-- Opening Marker --
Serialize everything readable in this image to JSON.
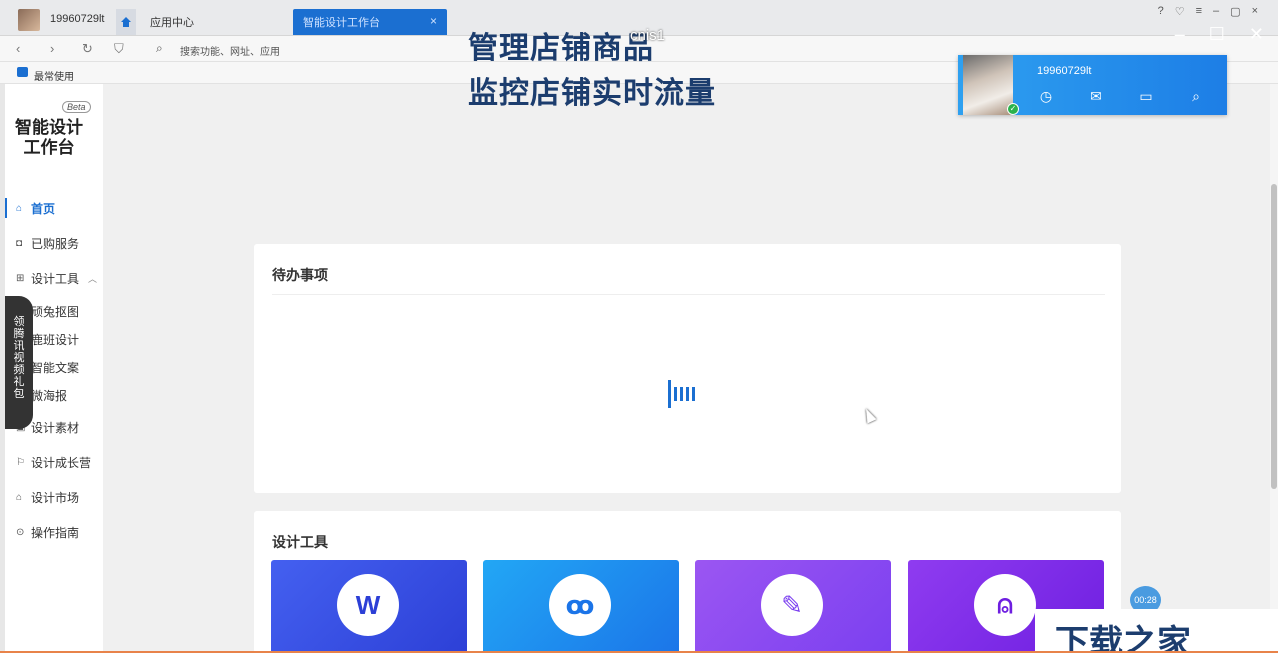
{
  "browser": {
    "username": "19960729lt",
    "tabs": [
      {
        "label": "应用中心"
      },
      {
        "label": "智能设计工作台",
        "close": "×"
      }
    ],
    "address_placeholder": "搜索功能、网址、应用",
    "bookmark": "最常使用"
  },
  "overlay": {
    "headline_1": "管理店铺商品",
    "headline_2": "监控店铺实时流量",
    "camera_label": "cnis1"
  },
  "profile": {
    "name": "19960729lt"
  },
  "sidebar": {
    "beta": "Beta",
    "logo_line1": "智能设计",
    "logo_line2": "工作台",
    "items": [
      {
        "label": "首页",
        "icon": "home-icon"
      },
      {
        "label": "已购服务",
        "icon": "bag-icon"
      },
      {
        "label": "设计工具",
        "icon": "grid-icon"
      },
      {
        "label": "设计素材",
        "icon": "image-icon"
      },
      {
        "label": "设计成长营",
        "icon": "flag-icon"
      },
      {
        "label": "设计市场",
        "icon": "shop-icon"
      },
      {
        "label": "操作指南",
        "icon": "help-icon"
      }
    ],
    "sub_items": [
      "顽兔抠图",
      "鹿班设计",
      "智能文案",
      "微海报"
    ]
  },
  "gift_tab": [
    "领",
    "腾",
    "讯",
    "视",
    "频",
    "礼",
    "包"
  ],
  "main": {
    "todo_title": "待办事项",
    "tools_title": "设计工具"
  },
  "timer": "00:28",
  "watermark": "下载之家",
  "colors": {
    "accent": "#1b6fd1",
    "tile1": "#3b4fe0",
    "tile2": "#1f8ef0",
    "tile3": "#8b4ef0",
    "tile4": "#8a2ee8"
  }
}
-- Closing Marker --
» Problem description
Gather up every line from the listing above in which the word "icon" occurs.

» Your response
        "icon": "home-icon"
        "icon": "bag-icon"
        "icon": "grid-icon"
        "icon": "image-icon"
        "icon": "flag-icon"
        "icon": "shop-icon"
        "icon": "help-icon"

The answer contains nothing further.